____ Material shown
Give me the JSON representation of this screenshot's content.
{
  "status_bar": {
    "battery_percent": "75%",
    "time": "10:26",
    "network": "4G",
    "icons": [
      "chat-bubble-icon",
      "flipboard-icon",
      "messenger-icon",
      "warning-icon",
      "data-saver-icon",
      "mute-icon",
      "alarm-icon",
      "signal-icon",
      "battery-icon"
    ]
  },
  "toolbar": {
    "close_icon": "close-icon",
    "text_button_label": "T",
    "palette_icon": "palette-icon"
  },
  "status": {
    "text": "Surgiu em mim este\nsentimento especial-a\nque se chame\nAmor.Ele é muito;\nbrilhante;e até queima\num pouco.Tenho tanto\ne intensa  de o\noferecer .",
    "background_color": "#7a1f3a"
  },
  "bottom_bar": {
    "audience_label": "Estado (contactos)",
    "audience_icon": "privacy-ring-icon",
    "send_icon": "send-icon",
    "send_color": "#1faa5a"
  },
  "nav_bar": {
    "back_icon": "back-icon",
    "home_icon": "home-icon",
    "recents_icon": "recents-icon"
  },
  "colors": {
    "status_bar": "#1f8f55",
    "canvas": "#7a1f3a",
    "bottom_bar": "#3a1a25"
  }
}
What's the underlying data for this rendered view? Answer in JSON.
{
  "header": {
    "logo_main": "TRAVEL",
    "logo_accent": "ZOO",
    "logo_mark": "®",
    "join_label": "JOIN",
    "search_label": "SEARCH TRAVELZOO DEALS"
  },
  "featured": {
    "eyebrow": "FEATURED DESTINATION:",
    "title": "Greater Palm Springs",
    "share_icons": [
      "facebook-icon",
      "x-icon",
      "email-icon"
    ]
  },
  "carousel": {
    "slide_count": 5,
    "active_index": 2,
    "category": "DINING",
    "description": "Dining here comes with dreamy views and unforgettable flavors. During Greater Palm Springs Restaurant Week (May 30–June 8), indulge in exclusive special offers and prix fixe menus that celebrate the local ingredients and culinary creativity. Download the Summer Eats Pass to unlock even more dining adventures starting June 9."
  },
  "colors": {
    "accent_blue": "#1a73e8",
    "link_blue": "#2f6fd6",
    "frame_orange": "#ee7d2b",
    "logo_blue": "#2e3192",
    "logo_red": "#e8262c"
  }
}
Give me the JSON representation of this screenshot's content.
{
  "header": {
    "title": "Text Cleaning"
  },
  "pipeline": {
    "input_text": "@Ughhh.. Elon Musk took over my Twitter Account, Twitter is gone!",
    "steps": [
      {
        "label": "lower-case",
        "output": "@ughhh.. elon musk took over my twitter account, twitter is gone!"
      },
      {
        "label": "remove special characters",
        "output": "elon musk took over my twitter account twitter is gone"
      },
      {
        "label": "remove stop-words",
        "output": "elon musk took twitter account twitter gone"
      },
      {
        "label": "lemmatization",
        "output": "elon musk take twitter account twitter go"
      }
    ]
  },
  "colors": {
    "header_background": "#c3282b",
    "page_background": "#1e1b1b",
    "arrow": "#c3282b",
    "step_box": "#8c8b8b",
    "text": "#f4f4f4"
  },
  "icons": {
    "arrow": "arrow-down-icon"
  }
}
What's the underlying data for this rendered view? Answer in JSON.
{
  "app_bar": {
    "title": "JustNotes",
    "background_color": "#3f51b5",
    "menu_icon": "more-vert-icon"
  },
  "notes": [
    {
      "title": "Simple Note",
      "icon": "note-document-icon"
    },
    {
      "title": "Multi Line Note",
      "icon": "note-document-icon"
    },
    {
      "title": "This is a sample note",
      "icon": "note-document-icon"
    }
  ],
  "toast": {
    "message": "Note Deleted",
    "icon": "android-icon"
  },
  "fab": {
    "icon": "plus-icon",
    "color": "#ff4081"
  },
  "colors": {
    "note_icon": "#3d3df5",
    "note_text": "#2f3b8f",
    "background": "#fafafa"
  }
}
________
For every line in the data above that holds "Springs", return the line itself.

    "title": "Greater Palm Springs",
    "description": "Dining here comes with dreamy views and unforgettable flavors. During Greater Palm Springs Restaurant Week (May 30–June 8), indulge in exclusive special offers and prix fixe menus that celebrate the local ingredients and culinary creativity. Download the Summer Eats Pass to unlock even more dining adventures starting June 9."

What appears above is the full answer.